For a project i need to separate items based on their mass in real time. I like to explore measuring weight of an object (round metal ball) by taking photographs (several) during free fall and calculate mass from the pictures. Even if I cannot find the real mass I like to get a good estimate of the mass delta among many samples in real time.

The basic logic is that I can measure velocity and acceleration from images with good accuracy. And use this data to calculate approximate mass. The density of the object is not controlled tightly neither the volume.

Does this approach make sense?

• All free-falling objects have the same acceleration, ignoring air resistance. By weight, you mean mass right? – user80551 Jan 1 '14 at 7:27
• I really mean weight. That's why I said I don't know the density. – user4749 Jan 1 '14 at 7:29
• You could measure the terminal velocity and calculate the mass that way. – John Rennie Jan 1 '14 at 8:36
• Buoyancy is your best friend. Amount of volume of fluid overflown will be the measure. – Torsten Hĕrculĕ Cärlemän Jan 1 '14 at 9:06
• Really!? It's been 400 years since we've known that all objects fall at the same speed, ignoring air resistance. Go see what Mr Galilei had to say about this. Surely this is out there in many places, so pointless to repeat here. – Olin Lathrop Jan 1 '14 at 13:07

## 2 Answers

This approach will not work. Let's assume we are doing the experiment in vacuum for now. As you are saying, the basic logic is that you can measure velocity and acceleration from images with good accuracy. The problem is that any metal ball, irrespectively of their mass or weight will have exactly the same velocity and acceleration and therefore you cannot measure weights this way. To see that the acceleration will be the same: $$F=ma \Rightarrow mg=ma \Rightarrow g=a$$ So the acceleration is always g no matter what the object. Similar arguments hold for the velocity.

If we are doing the experiment in air then you might want to take into account the effects of the air resistance as well as the buoyancy as mentioned in the comments. However, intuitevely we would expect that the effect of the air resistance is small and also for freefalls of small duration (I imagine you cannot capture the motion on camera for too long) the metal ball will probably not reach terminal velocity. You will also need a good hold on the density, drag coefficients, etc and very good accuracy in your experiment which I think is unrealistic with your apparatus.

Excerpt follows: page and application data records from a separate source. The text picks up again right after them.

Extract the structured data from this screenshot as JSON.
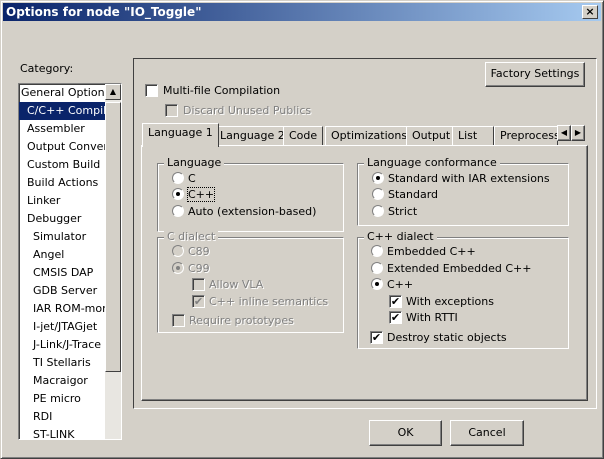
{
  "window": {
    "title": "Options for node \"IO_Toggle\"",
    "close": "×"
  },
  "category": {
    "label": "Category:",
    "items": [
      "General Options",
      "C/C++ Compiler",
      "Assembler",
      "Output Converter",
      "Custom Build",
      "Build Actions",
      "Linker",
      "Debugger",
      "Simulator",
      "Angel",
      "CMSIS DAP",
      "GDB Server",
      "IAR ROM-monitor",
      "I-jet/JTAGjet",
      "J-Link/J-Trace",
      "TI Stellaris",
      "Macraigor",
      "PE micro",
      "RDI",
      "ST-LINK"
    ],
    "selected": "C/C++ Compiler"
  },
  "factory_settings": "Factory Settings",
  "multi_file": {
    "label": "Multi-file Compilation",
    "checked": false
  },
  "discard_unused": {
    "label": "Discard Unused Publics",
    "checked": false,
    "disabled": true
  },
  "tabs": [
    "Language 1",
    "Language 2",
    "Code",
    "Optimizations",
    "Output",
    "List",
    "Preprocess"
  ],
  "active_tab": "Language 1",
  "language": {
    "title": "Language",
    "options": [
      "C",
      "C++",
      "Auto (extension-based)"
    ],
    "selected": "C++"
  },
  "conformance": {
    "title": "Language conformance",
    "options": [
      "Standard with IAR extensions",
      "Standard",
      "Strict"
    ],
    "selected": "Standard with IAR extensions"
  },
  "c_dialect": {
    "title": "C dialect",
    "options": [
      "C89",
      "C99"
    ],
    "selected": "C99",
    "allow_vla": "Allow VLA",
    "inline": "C++ inline semantics",
    "require_proto": "Require prototypes"
  },
  "cpp_dialect": {
    "title": "C++ dialect",
    "options": [
      "Embedded C++",
      "Extended Embedded C++",
      "C++"
    ],
    "selected": "C++",
    "exceptions": "With exceptions",
    "rtti": "With RTTI",
    "destroy": "Destroy static objects"
  },
  "buttons": {
    "ok": "OK",
    "cancel": "Cancel"
  },
  "check": "✔"
}
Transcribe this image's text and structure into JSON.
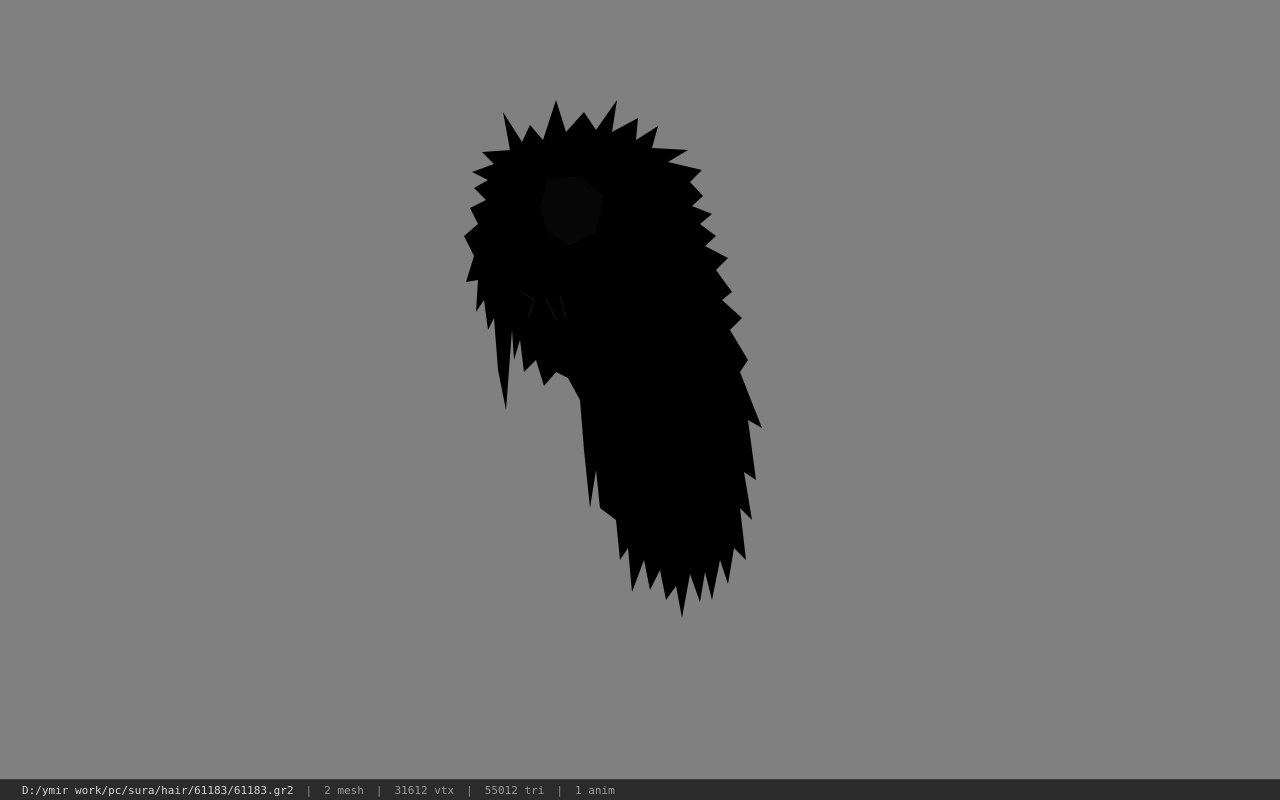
{
  "viewport": {
    "background_color": "#808080",
    "model_color": "#000000",
    "model": "hair-mesh"
  },
  "status": {
    "path": "D:/ymir work/pc/sura/hair/61183/61183.gr2",
    "separator": "|",
    "mesh": "2 mesh",
    "vtx": "31612 vtx",
    "tri": "55012 tri",
    "anim": "1 anim"
  }
}
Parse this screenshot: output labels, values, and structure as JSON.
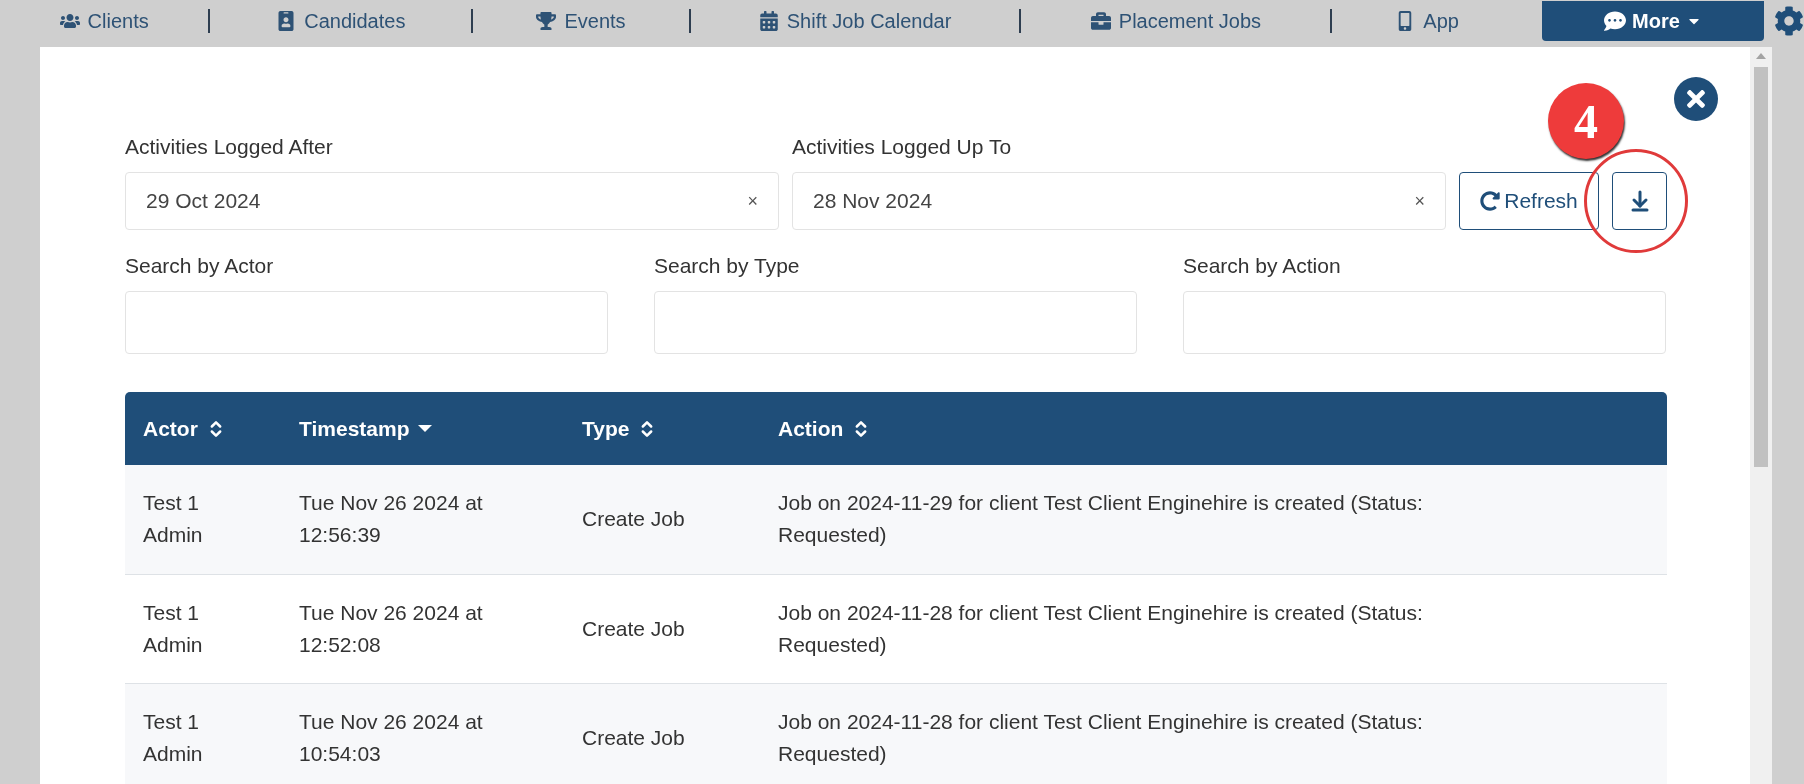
{
  "nav": {
    "items": [
      {
        "label": "Clients"
      },
      {
        "label": "Candidates"
      },
      {
        "label": "Events"
      },
      {
        "label": "Shift Job Calendar"
      },
      {
        "label": "Placement Jobs"
      },
      {
        "label": "App"
      }
    ],
    "more": "More"
  },
  "filters": {
    "dates": [
      {
        "label": "Activities Logged After",
        "value": "29 Oct 2024",
        "clear": "×"
      },
      {
        "label": "Activities Logged Up To",
        "value": "28 Nov 2024",
        "clear": "×"
      }
    ],
    "refresh": "Refresh",
    "searches": [
      {
        "label": "Search by Actor"
      },
      {
        "label": "Search by Type"
      },
      {
        "label": "Search by Action"
      }
    ]
  },
  "annotation": {
    "badge": "4"
  },
  "table": {
    "columns": [
      {
        "label": "Actor",
        "sorted": false
      },
      {
        "label": "Timestamp",
        "sorted": true
      },
      {
        "label": "Type",
        "sorted": false
      },
      {
        "label": "Action",
        "sorted": false
      }
    ],
    "rows": [
      [
        "Test 1 Admin",
        "Tue Nov 26 2024 at 12:56:39",
        "Create Job",
        "Job on 2024-11-29 for client Test Client Enginehire is created (Status: Requested)"
      ],
      [
        "Test 1 Admin",
        "Tue Nov 26 2024 at 12:52:08",
        "Create Job",
        "Job on 2024-11-28 for client Test Client Enginehire is created (Status: Requested)"
      ],
      [
        "Test 1 Admin",
        "Tue Nov 26 2024 at 10:54:03",
        "Create Job",
        "Job on 2024-11-28 for client Test Client Enginehire is created (Status: Requested)"
      ]
    ]
  }
}
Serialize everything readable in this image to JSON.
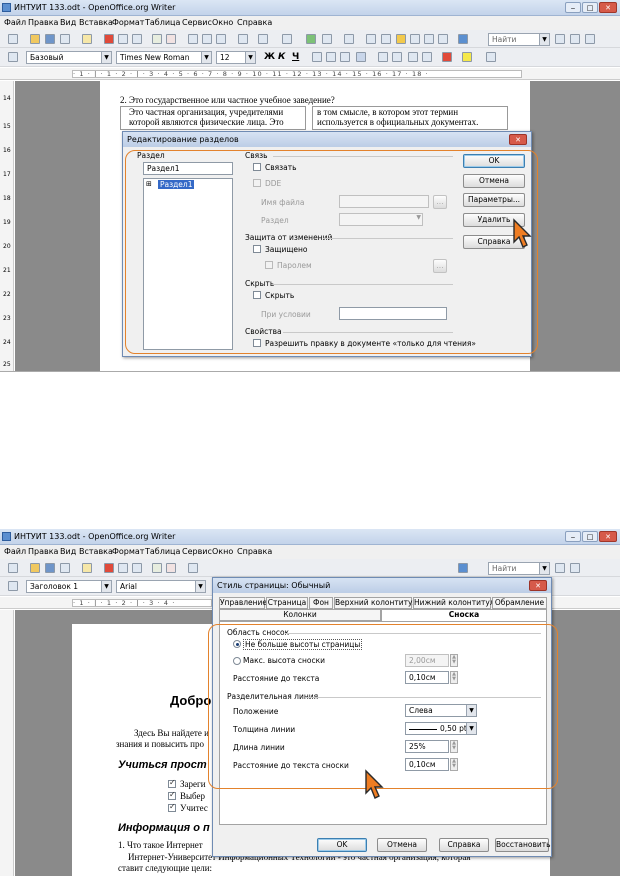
{
  "top": {
    "window_title": "ИНТУИТ 133.odt - OpenOffice.org Writer",
    "menu": [
      "Файл",
      "Правка",
      "Вид",
      "Вставка",
      "Формат",
      "Таблица",
      "Сервис",
      "Окно",
      "Справка"
    ],
    "find_placeholder": "Найти",
    "style_value": "Базовый",
    "font_value": "Times New Roman",
    "size_value": "12",
    "ruler_text": "· 1 · | · 1 · 2 · | · 3 · 4 · 5 · 6 · 7 · 8 · 9 · 10 · 11 · 12 · 13 · 14 · 15 · 16 · 17 · 18 ·",
    "vruler_numbers": [
      "14",
      "15",
      "16",
      "17",
      "18",
      "19",
      "20",
      "21",
      "22",
      "23",
      "24",
      "25"
    ],
    "doc_lines": {
      "heading": "2.  Это государственное или частное учебное заведение?",
      "col1_l1": "Это  частная  организация,  учредителями",
      "col1_l2": "которой   являются   физические   лица.   Это",
      "col2_l1": "в  том  смысле,  в  котором  этот  термин",
      "col2_l2": "используется в официальных документах."
    },
    "dialog": {
      "title": "Редактирование разделов",
      "section_label": "Раздел",
      "section_name_value": "Раздел1",
      "tree_item": "Раздел1",
      "link_group": "Связь",
      "link_check": "Связать",
      "dde_check": "DDE",
      "filename_label": "Имя файла",
      "section_field_label": "Раздел",
      "browse_button": "...",
      "protect_group": "Защита от изменений",
      "protected_check": "Защищено",
      "password_check": "Паролем",
      "password_button": "...",
      "hide_group": "Скрыть",
      "hide_check": "Скрыть",
      "condition_label": "При условии",
      "props_group": "Свойства",
      "allow_edit_check": "Разрешить правку в документе «только для чтения»",
      "ok_button": "OK",
      "cancel_button": "Отмена",
      "options_button": "Параметры...",
      "delete_button": "Удалить",
      "help_button": "Справка"
    }
  },
  "bottom": {
    "window_title": "ИНТУИТ 133.odt - OpenOffice.org Writer",
    "menu": [
      "Файл",
      "Правка",
      "Вид",
      "Вставка",
      "Формат",
      "Таблица",
      "Сервис",
      "Окно",
      "Справка"
    ],
    "find_placeholder": "Найти",
    "style_value": "Заголовок 1",
    "font_value": "Arial",
    "ruler_text": "· 1 · | · 1 · 2 · | · 3 · 4 ·",
    "doc_lines": {
      "heading_partial": "Добро",
      "p1": "Здесь  Вы  найдете  и",
      "p2": "знания и повысить про",
      "h2": "Учиться прост",
      "item1": "Зареги",
      "item2": "Выбер",
      "item3": "Учитес",
      "h3": "Информация о п",
      "q1": "1.  Что такое Интернет",
      "p3": "Интернет-Университет Информационных Технологий - это частная организация, которая",
      "p4": "ставит следующие цели:"
    },
    "dialog": {
      "title": "Стиль страницы: Обычный",
      "tabs_row1": [
        "Управление",
        "Страница",
        "Фон",
        "Верхний колонтитул",
        "Нижний колонтитул",
        "Обрамление"
      ],
      "tabs_row2": [
        "Колонки",
        "Сноска"
      ],
      "area_group": "Область сносок",
      "radio_no_more": "Не больше высоты страницы",
      "radio_max": "Макс. высота сноски",
      "max_value": "2,00см",
      "distance_label": "Расстояние до текста",
      "distance_value": "0,10см",
      "line_group": "Разделительная линия",
      "position_label": "Положение",
      "position_value": "Слева",
      "thickness_label": "Толщина линии",
      "thickness_value": "0,50 pt",
      "length_label": "Длина линии",
      "length_value": "25%",
      "note_distance_label": "Расстояние до текста сноски",
      "note_distance_value": "0,10см",
      "ok_button": "OK",
      "cancel_button": "Отмена",
      "help_button": "Справка",
      "restore_button": "Восстановить"
    }
  }
}
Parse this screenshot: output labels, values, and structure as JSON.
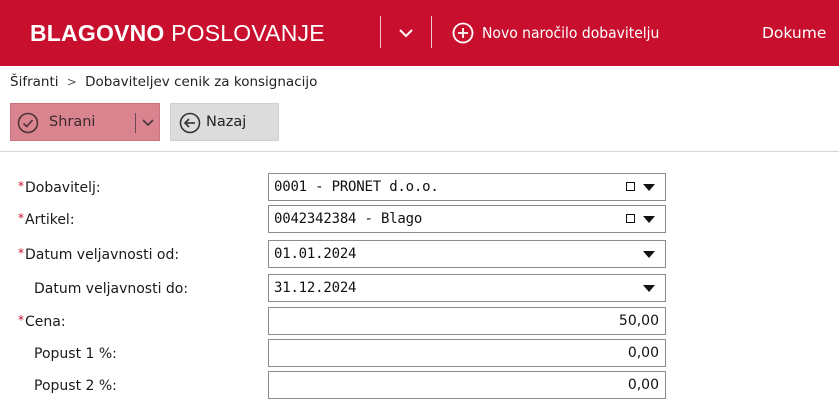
{
  "header": {
    "app_title_bold": "BLAGOVNO",
    "app_title_light": "POSLOVANJE",
    "menu_icon": "chevron-down-icon",
    "new_order_icon": "plus-circle-icon",
    "new_order_label": "Novo naročilo dobavitelju",
    "documents_label": "Dokume",
    "bg_color": "#c8102e"
  },
  "breadcrumb": {
    "root": "Šifranti",
    "separator": ">",
    "current": "Dobaviteljev cenik za konsignacijo"
  },
  "toolbar": {
    "save_label": "Shrani",
    "save_icon": "check-circle-icon",
    "save_bg": "#d9848f",
    "back_label": "Nazaj",
    "back_icon": "arrow-left-circle-icon"
  },
  "form": {
    "required_mark": "*",
    "fields": [
      {
        "label": "Dobavitelj:",
        "value": "0001 - PRONET d.o.o.",
        "required": true
      },
      {
        "label": "Artikel:",
        "value": "0042342384 - Blago",
        "required": true
      },
      {
        "label": "Datum veljavnosti od:",
        "value": "01.01.2024",
        "required": true
      },
      {
        "label": "Datum veljavnosti do:",
        "value": "31.12.2024",
        "required": false
      },
      {
        "label": "Cena:",
        "value": "50,00",
        "required": true
      },
      {
        "label": "Popust 1 %:",
        "value": "0,00",
        "required": false
      },
      {
        "label": "Popust 2 %:",
        "value": "0,00",
        "required": false
      }
    ]
  }
}
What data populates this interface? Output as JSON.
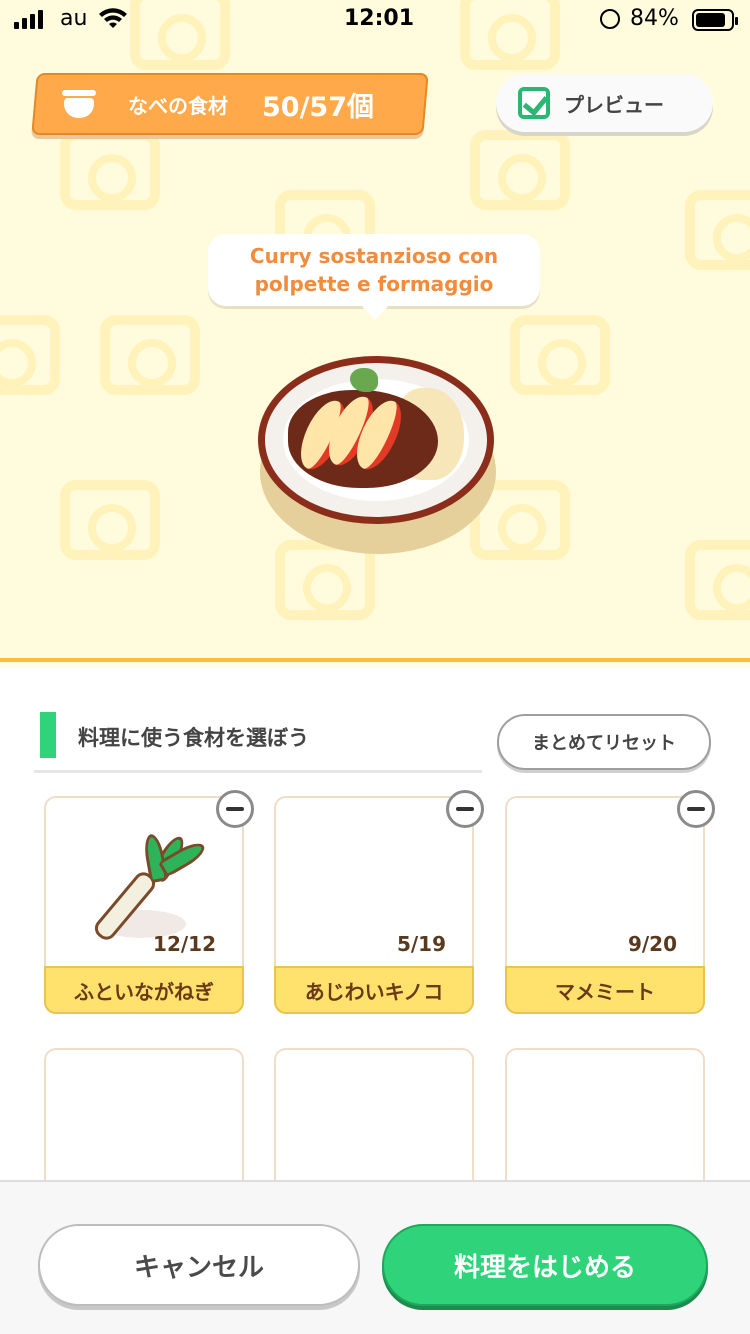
{
  "status_bar": {
    "carrier": "au",
    "time": "12:01",
    "battery_percent_text": "84%",
    "battery_level": 0.84
  },
  "pot": {
    "label": "なべの食材",
    "count": "50/57個"
  },
  "preview": {
    "label": "プレビュー",
    "checked": true
  },
  "recipe": {
    "name_line1": "Curry sostanzioso con",
    "name_line2": "polpette e formaggio"
  },
  "section": {
    "title": "料理に使う食材を選ぼう",
    "reset_label": "まとめてリセット"
  },
  "ingredients": [
    {
      "name": "ふといながねぎ",
      "count": "12/12"
    },
    {
      "name": "あじわいキノコ",
      "count": "5/19"
    },
    {
      "name": "マメミート",
      "count": "9/20"
    }
  ],
  "footer": {
    "cancel_label": "キャンセル",
    "start_label": "料理をはじめる"
  },
  "colors": {
    "accent_green": "#2ed37a",
    "pot_orange": "#ffa94a",
    "label_yellow": "#ffe16e",
    "recipe_text": "#f08c3c"
  }
}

You could use cylindrical hollow capacitor and electrical bridge circuit and measure changes to the capacitance when the metal balls passing through it. As the ball pass through the capacitor, its capacitance will change due to the change in the dielectric properties inside the capacitor. The changes to the capacitance will be a function of the size of the balls (assume you are using same metal with constant density). So you should be able to calibrate the system with known masses and then use that to determine the unknown.